Assignment:
Images aside, return all the entries exactly.

*** Opening Data to process ***

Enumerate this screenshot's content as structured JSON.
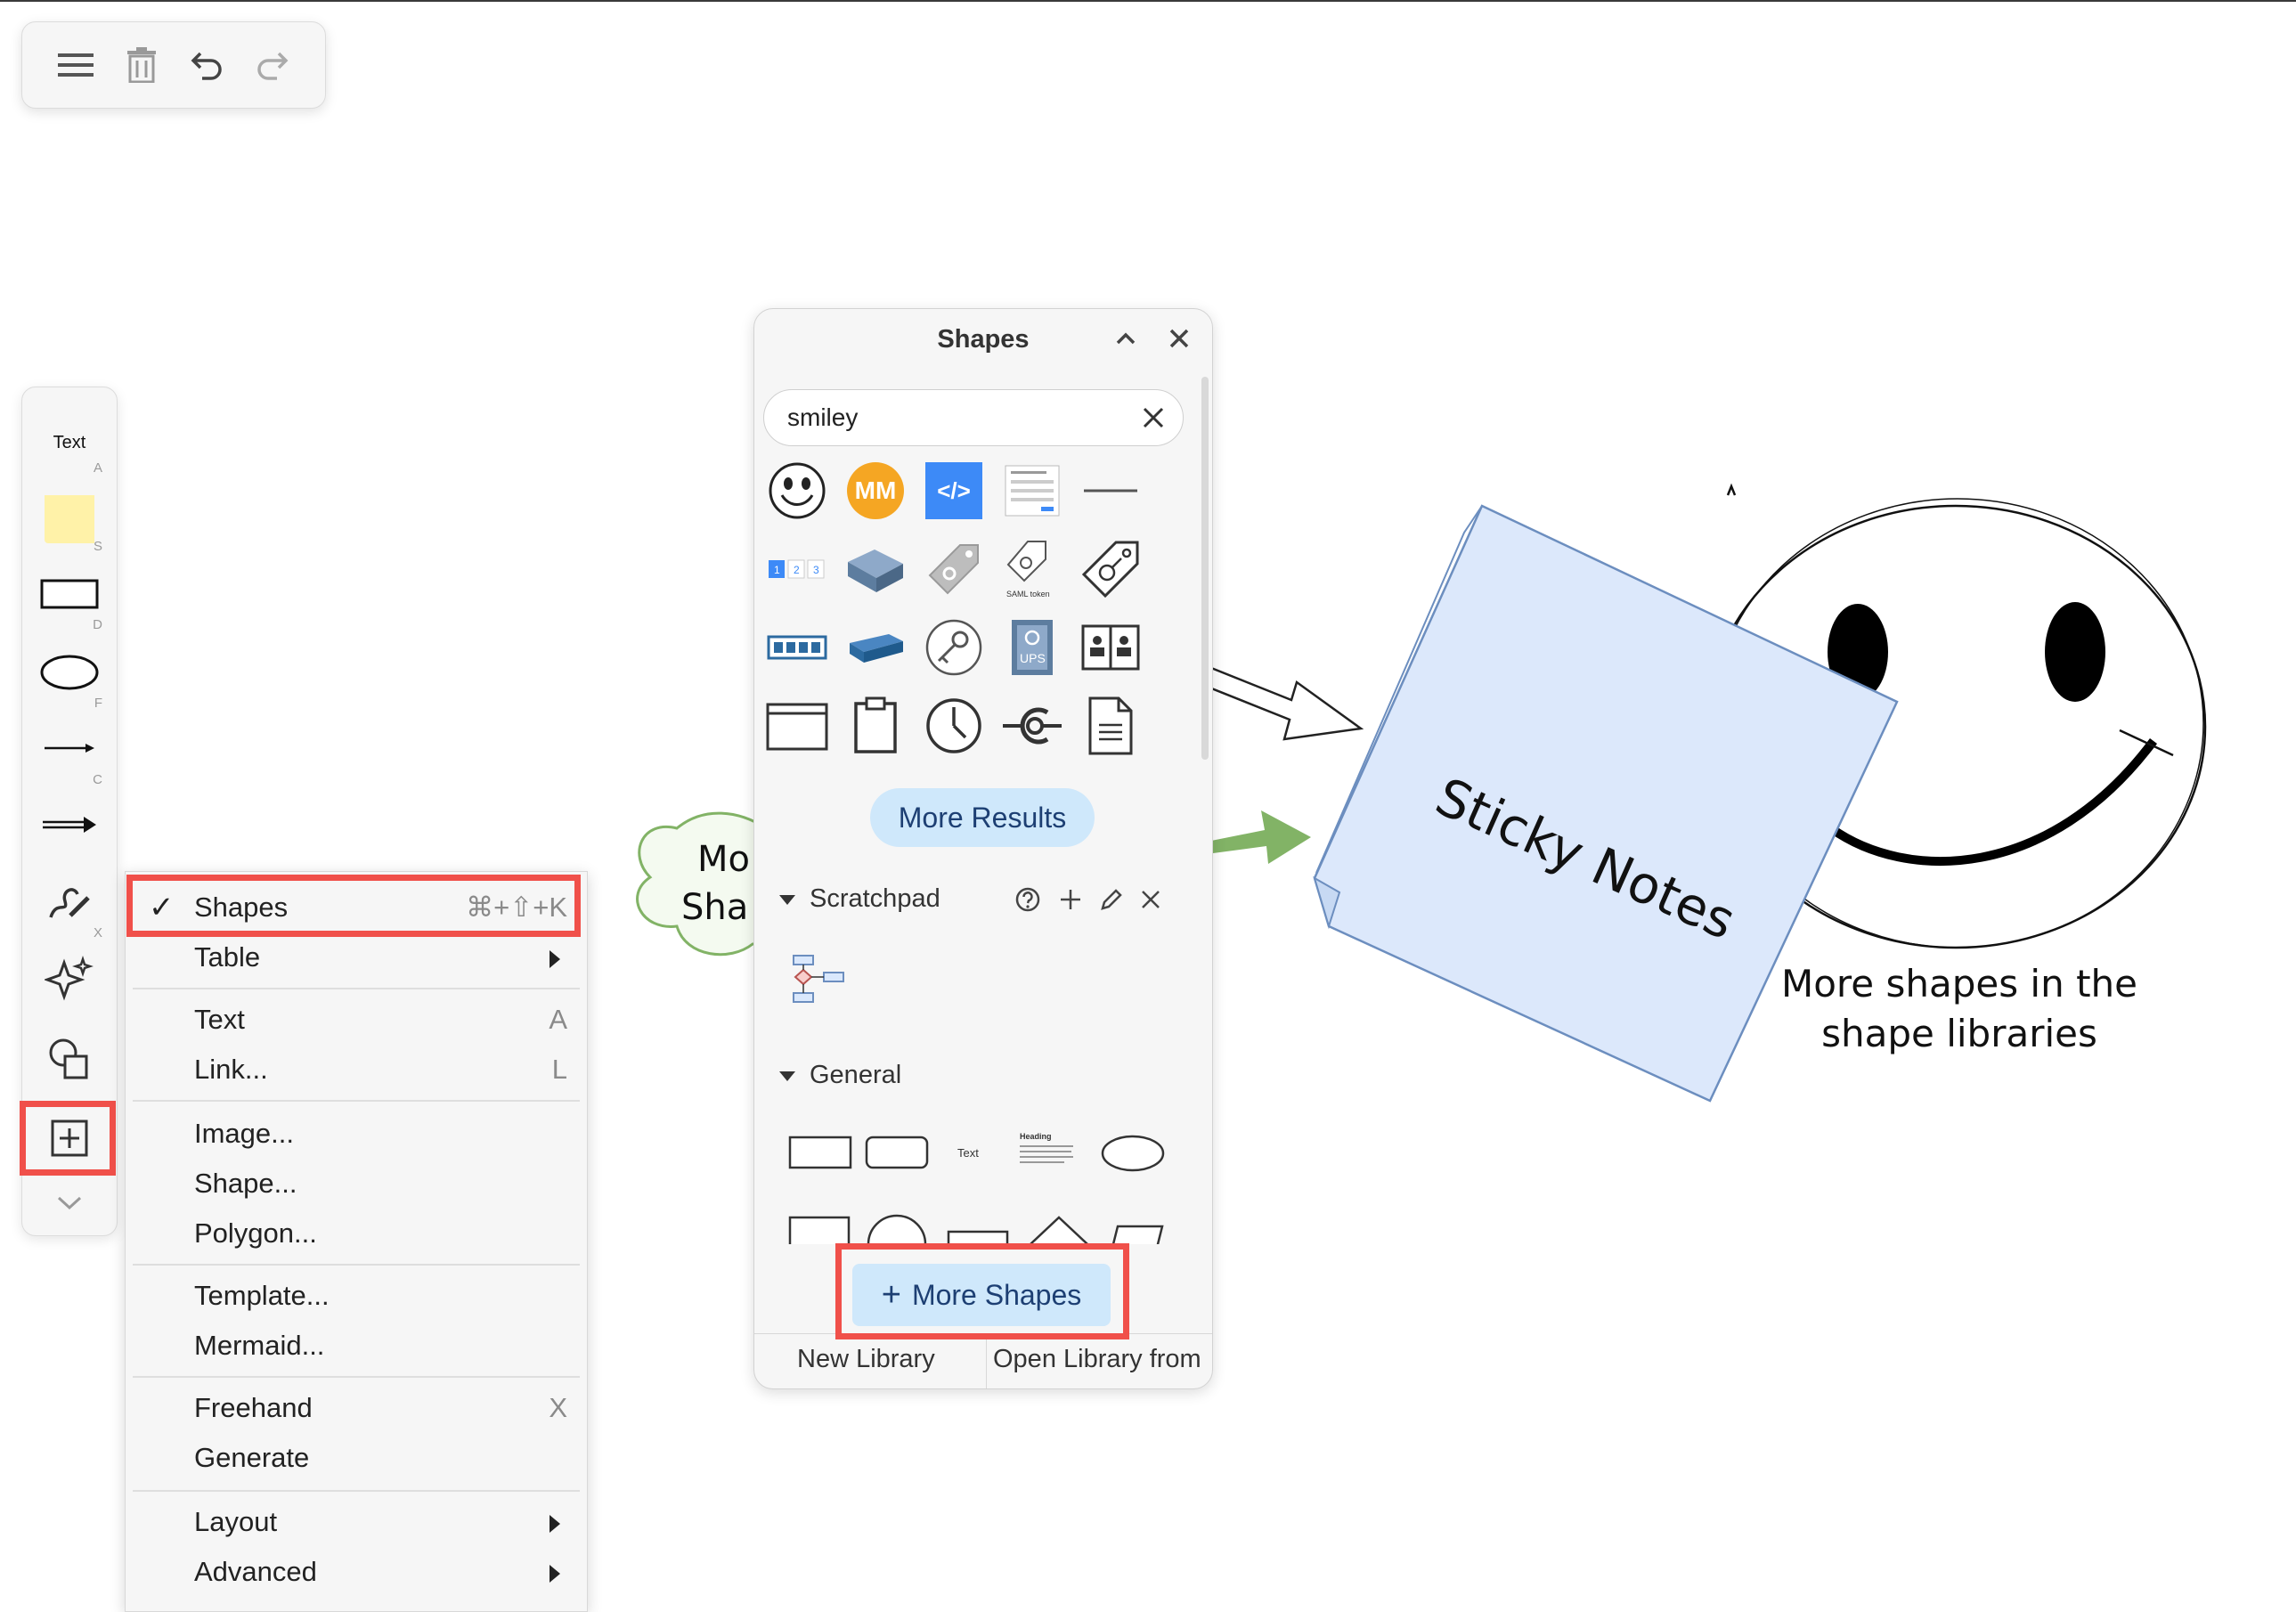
{
  "toolbar": {
    "icons": [
      "menu-icon",
      "delete-icon",
      "undo-icon",
      "redo-icon"
    ]
  },
  "left_toolbar": {
    "text_label": "Text",
    "text_key": "A",
    "sticky_key": "S",
    "rect_key": "D",
    "ellipse_key": "F",
    "line_key": "C",
    "freehand_key": "X",
    "icons": [
      "sticky-note-icon",
      "rectangle-icon",
      "ellipse-icon",
      "line-icon",
      "arrow-icon",
      "freehand-icon",
      "sparkle-icon",
      "shapes-icon",
      "insert-plus-icon",
      "chevron-down-icon"
    ]
  },
  "menu": {
    "items": [
      {
        "label": "Shapes",
        "shortcut": "⌘+⇧+K",
        "checked": true
      },
      {
        "label": "Table",
        "submenu": true
      },
      {
        "label": "Text",
        "shortcut": "A"
      },
      {
        "label": "Link...",
        "shortcut": "L"
      },
      {
        "label": "Image..."
      },
      {
        "label": "Shape..."
      },
      {
        "label": "Polygon..."
      },
      {
        "label": "Template..."
      },
      {
        "label": "Mermaid..."
      },
      {
        "label": "Freehand",
        "shortcut": "X"
      },
      {
        "label": "Generate"
      },
      {
        "label": "Layout",
        "submenu": true
      },
      {
        "label": "Advanced",
        "submenu": true
      }
    ],
    "check_mark": "✓"
  },
  "panel": {
    "title": "Shapes",
    "search_value": "smiley",
    "more_results": "More Results",
    "scratchpad": "Scratchpad",
    "general": "General",
    "general_text": "Text",
    "general_heading": "Heading",
    "more_shapes_plus": "+",
    "more_shapes": "More Shapes",
    "new_library": "New Library",
    "open_library": "Open Library from",
    "saml_token": "SAML token",
    "ups": "UPS",
    "mm": "MM",
    "code": "</>",
    "pages": [
      "1",
      "2",
      "3"
    ]
  },
  "canvas": {
    "sticky_text": "Sticky Notes",
    "cloud_text_1": "Mo",
    "cloud_text_2": "Sha",
    "caption_line1": "More shapes in the",
    "caption_line2": "shape libraries"
  },
  "colors": {
    "highlight": "#f0504a",
    "sticky": "#dce8fb",
    "sticky_border": "#6c8ebf",
    "green_arrow": "#82b366",
    "button_bg": "#cfe8fb",
    "accent_blue": "#3d8af7",
    "mm_orange": "#f5a623"
  }
}
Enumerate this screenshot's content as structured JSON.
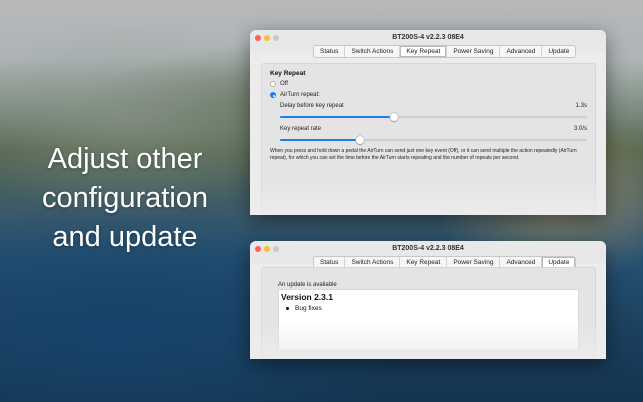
{
  "tagline": [
    "Adjust other",
    "configuration",
    "and update"
  ],
  "window_title": "BT200S-4 v2.2.3 08E4",
  "tabs": [
    "Status",
    "Switch Actions",
    "Key Repeat",
    "Power Saving",
    "Advanced",
    "Update"
  ],
  "top_window": {
    "active_tab": "Key Repeat",
    "section_heading": "Key Repeat",
    "options": [
      {
        "label": "Off",
        "selected": false
      },
      {
        "label": "AirTurn repeat:",
        "selected": true
      }
    ],
    "delay": {
      "label": "Delay before key repeat",
      "value": "1.3s",
      "level": 0.37
    },
    "rate": {
      "label": "Key repeat rate",
      "value": "3.0/s",
      "level": 0.26
    },
    "description": "When you press and hold down a pedal the AirTurn can send just one key event (Off),  or it can send multiple the action repeatedly (AirTurn repeat), for which you can set the time before the AirTurn starts repeating and the number of repeats per second."
  },
  "bottom_window": {
    "active_tab": "Update",
    "update_label": "An update is available",
    "version_title": "Version 2.3.1",
    "notes": [
      "Bug fixes"
    ]
  },
  "colors": {
    "accent": "#1b7cf4",
    "window_bg": "#ececec",
    "close": "#fe5f57",
    "minimize": "#febc2e"
  }
}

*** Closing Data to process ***

Answer to the problem:
Enumerate this screenshot's content as structured JSON.
{
  "toolbar": {
    "icons": [
      "menu-icon",
      "delete-icon",
      "undo-icon",
      "redo-icon"
    ]
  },
  "left_toolbar": {
    "text_label": "Text",
    "text_key": "A",
    "sticky_key": "S",
    "rect_key": "D",
    "ellipse_key": "F",
    "line_key": "C",
    "freehand_key": "X",
    "icons": [
      "sticky-note-icon",
      "rectangle-icon",
      "ellipse-icon",
      "line-icon",
      "arrow-icon",
      "freehand-icon",
      "sparkle-icon",
      "shapes-icon",
      "insert-plus-icon",
      "chevron-down-icon"
    ]
  },
  "menu": {
    "items": [
      {
        "label": "Shapes",
        "shortcut": "⌘+⇧+K",
        "checked": true
      },
      {
        "label": "Table",
        "submenu": true
      },
      {
        "label": "Text",
        "shortcut": "A"
      },
      {
        "label": "Link...",
        "shortcut": "L"
      },
      {
        "label": "Image..."
      },
      {
        "label": "Shape..."
      },
      {
        "label": "Polygon..."
      },
      {
        "label": "Template..."
      },
      {
        "label": "Mermaid..."
      },
      {
        "label": "Freehand",
        "shortcut": "X"
      },
      {
        "label": "Generate"
      },
      {
        "label": "Layout",
        "submenu": true
      },
      {
        "label": "Advanced",
        "submenu": true
      }
    ],
    "check_mark": "✓"
  },
  "panel": {
    "title": "Shapes",
    "search_value": "smiley",
    "more_results": "More Results",
    "scratchpad": "Scratchpad",
    "general": "General",
    "general_text": "Text",
    "general_heading": "Heading",
    "more_shapes_plus": "+",
    "more_shapes": "More Shapes",
    "new_library": "New Library",
    "open_library": "Open Library from",
    "saml_token": "SAML token",
    "ups": "UPS",
    "mm": "MM",
    "code": "</>",
    "pages": [
      "1",
      "2",
      "3"
    ]
  },
  "canvas": {
    "sticky_text": "Sticky Notes",
    "cloud_text_1": "Mo",
    "cloud_text_2": "Sha",
    "caption_line1": "More shapes in the",
    "caption_line2": "shape libraries"
  },
  "colors": {
    "highlight": "#f0504a",
    "sticky": "#dce8fb",
    "sticky_border": "#6c8ebf",
    "green_arrow": "#82b366",
    "button_bg": "#cfe8fb",
    "accent_blue": "#3d8af7",
    "mm_orange": "#f5a623"
  }
}
Enumerate this screenshot's content as structured JSON.
{
  "tagline": [
    "Adjust other",
    "configuration",
    "and update"
  ],
  "window_title": "BT200S-4 v2.2.3 08E4",
  "tabs": [
    "Status",
    "Switch Actions",
    "Key Repeat",
    "Power Saving",
    "Advanced",
    "Update"
  ],
  "top_window": {
    "active_tab": "Key Repeat",
    "section_heading": "Key Repeat",
    "options": [
      {
        "label": "Off",
        "selected": false
      },
      {
        "label": "AirTurn repeat:",
        "selected": true
      }
    ],
    "delay": {
      "label": "Delay before key repeat",
      "value": "1.3s",
      "level": 0.37
    },
    "rate": {
      "label": "Key repeat rate",
      "value": "3.0/s",
      "level": 0.26
    },
    "description": "When you press and hold down a pedal the AirTurn can send just one key event (Off),  or it can send multiple the action repeatedly (AirTurn repeat), for which you can set the time before the AirTurn starts repeating and the number of repeats per second."
  },
  "bottom_window": {
    "active_tab": "Update",
    "update_label": "An update is available",
    "version_title": "Version 2.3.1",
    "notes": [
      "Bug fixes"
    ]
  },
  "colors": {
    "accent": "#1b7cf4",
    "window_bg": "#ececec",
    "close": "#fe5f57",
    "minimize": "#febc2e"
  }
}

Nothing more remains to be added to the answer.